We have a habit in this country of getting rid of problems by moving them on. But when it comes to sex offenders, moving people on is extremely negligent, an act not of community but of extreme individualism. I would argue much could be done to protect children and at the same time to integrate sexual offenders back into the community:

  • All men who commit a sexual offence should be mandated into treatment by the court, and prison programmes increased to fit all types of offender.
  • Community programmes must be expanded to provide therapy for those low- and medium-risk men who do not receive custodial sentences.
  • A man, on leaving prison, should enter post-release supervision with a competent therapist in the area of sexual offending. This is beginning to happen under the 2001 Sex Offenders Act.
  • A network of family and friends who know the man's history of offending and any potential signs of relapse should be established around him. This acts as his accountability network.
  • A system could be developed to notify victims of the release from prison of the man who has abused them. Victims' questions regarding the offender's therapeutic progress in prison could be addressed.

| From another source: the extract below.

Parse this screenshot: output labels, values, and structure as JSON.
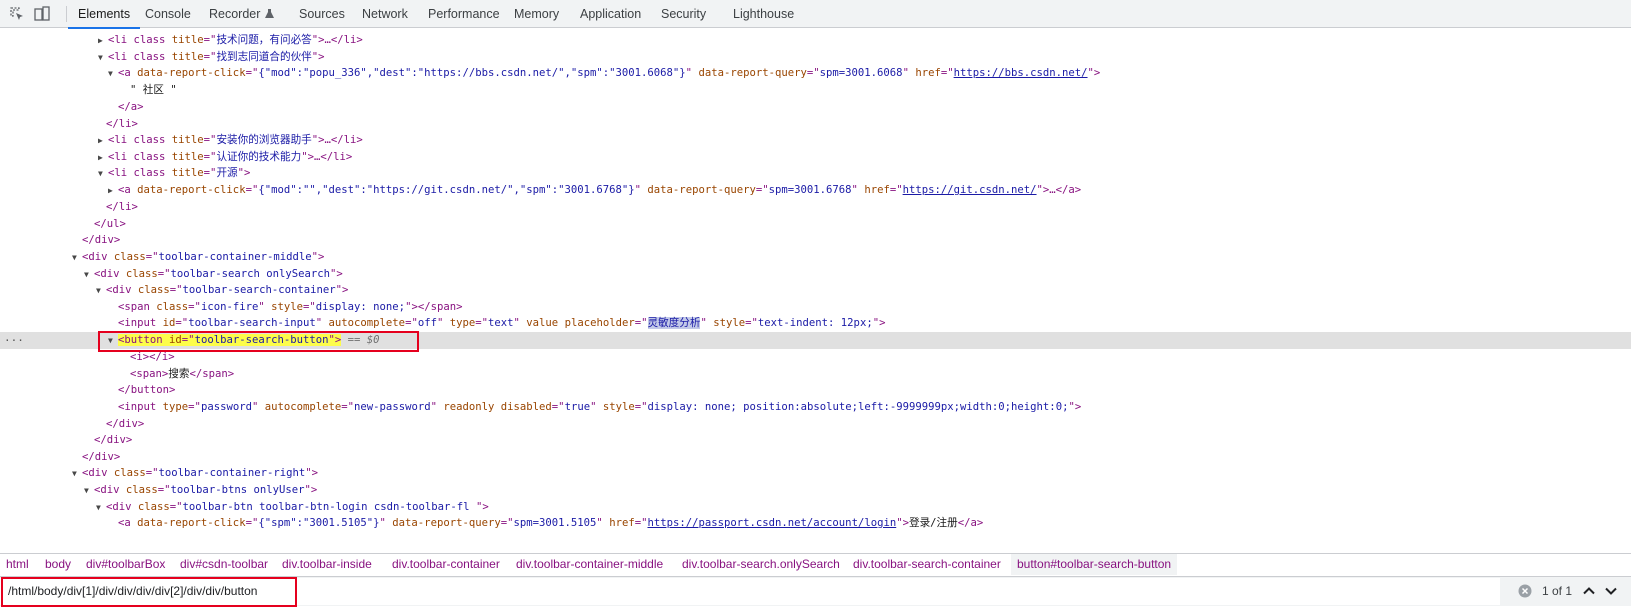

Offenders entering therapeutic programmes would consent to this procedure, as part of the accountability contract with themselves and with society.

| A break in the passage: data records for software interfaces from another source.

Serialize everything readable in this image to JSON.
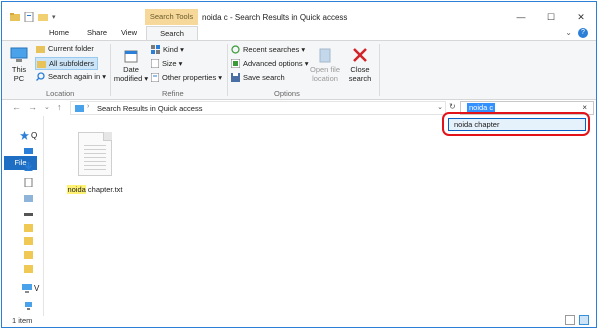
{
  "window": {
    "title": "noida c - Search Results in Quick access",
    "context_tab": "Search Tools",
    "minimize": "—",
    "maximize": "☐",
    "close": "✕"
  },
  "tabs": {
    "file": "File",
    "home": "Home",
    "share": "Share",
    "view": "View",
    "search": "Search"
  },
  "ribbon": {
    "location": {
      "label": "Location",
      "this_pc": "This\nPC",
      "current_folder": "Current folder",
      "all_subfolders": "All subfolders",
      "search_again": "Search again in ▾"
    },
    "refine": {
      "label": "Refine",
      "date_modified": "Date\nmodified ▾",
      "kind": "Kind ▾",
      "size": "Size ▾",
      "other_properties": "Other properties ▾"
    },
    "options": {
      "label": "Options",
      "recent_searches": "Recent searches ▾",
      "advanced_options": "Advanced options ▾",
      "save_search": "Save search",
      "open_file_location": "Open file\nlocation",
      "close_search": "Close\nsearch"
    }
  },
  "address": {
    "path": "Search Results in Quick access",
    "search_value": "noida c",
    "suggestion": "noida chapter"
  },
  "nav": {
    "quick_access_letter": "Q",
    "this_pc_letter": "V"
  },
  "files": [
    {
      "name_highlight": "noida",
      "name_rest": " chapter.txt"
    }
  ],
  "status": {
    "item_count": "1 item"
  },
  "colors": {
    "accent": "#1e6fc4",
    "highlight": "#fff171",
    "annotation": "#e2141a"
  }
}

  • Like any citizen of the State, the man would be entitled to employment on the open market, obviously not with children. Tragically this is not the case. Men with a sexual conviction find it increasingly difficult to secure employment in any sector of the economy. This is soul-destroying. The increasing of powers, as suggested by the Equality Authority and the Review Group reviewing the Equality Employment Act, to include within its remit men with a previous conviction, is to be welcomed. Currently they are severely discriminated against. On the rare occasion when such a man secures employment, sooner or later some members of the press feel entitled to "out the offender", discrediting his personhood and challenging his bona fides. Invariably the jobs are lost.
  • A man leaving prison must be entitled to live in his home with his family or friends without fear of intimidation. Community meetings could be held in certain instances, to clarify issues and respond to concerns. In the US, where Megan's Law (i.e. community notification) is enforced, the police have become front-line educators. A significant amount of police time is spent educating the public regarding sexual offending, the different levels of risk and the responses to treatment. This is seen as necessary to prevent vigilantism. Perhaps this could be an additional function of the community Garda officer. I have no doubt that treatment providers in this country would assist the Garda in this task if required. Of course, we do not have Megan's Law in this jurisdiction, so mandatory community notification is not required. However, community gardaí could have this function, not just to police the crowd when they gather, but also to facilitate community meetings where concerns can be addressed.
  • Under the terms of the 2001 Sex Offenders Act, sexual offenders are now obliged to sign the sex offenders' register, so notifying the Garda of their address and any changes to that as they occur.
  • Perhaps when we are ready as a society we could also include a restorative justice approach within our repertoire. Through this process victims, offenders, the families of both and interested parties could meet to talk, for accountability and restoration where possible. Similar processes in New Zealand, Australia and Canada appear to work extremely well in putting children beyond risk and in bringing forth some measure of healing.
  • We have got to ask ourselves what kind of a society we want to live in. I know my choice, one in which all members are cherished. It is easy to love those who never err. The challenge of our humanity is to love those who we perceive as different from us.

Marie Keenan is a lecturer at the Department of Social Policy and Social Work, UCD. She is also a registered psychotherapist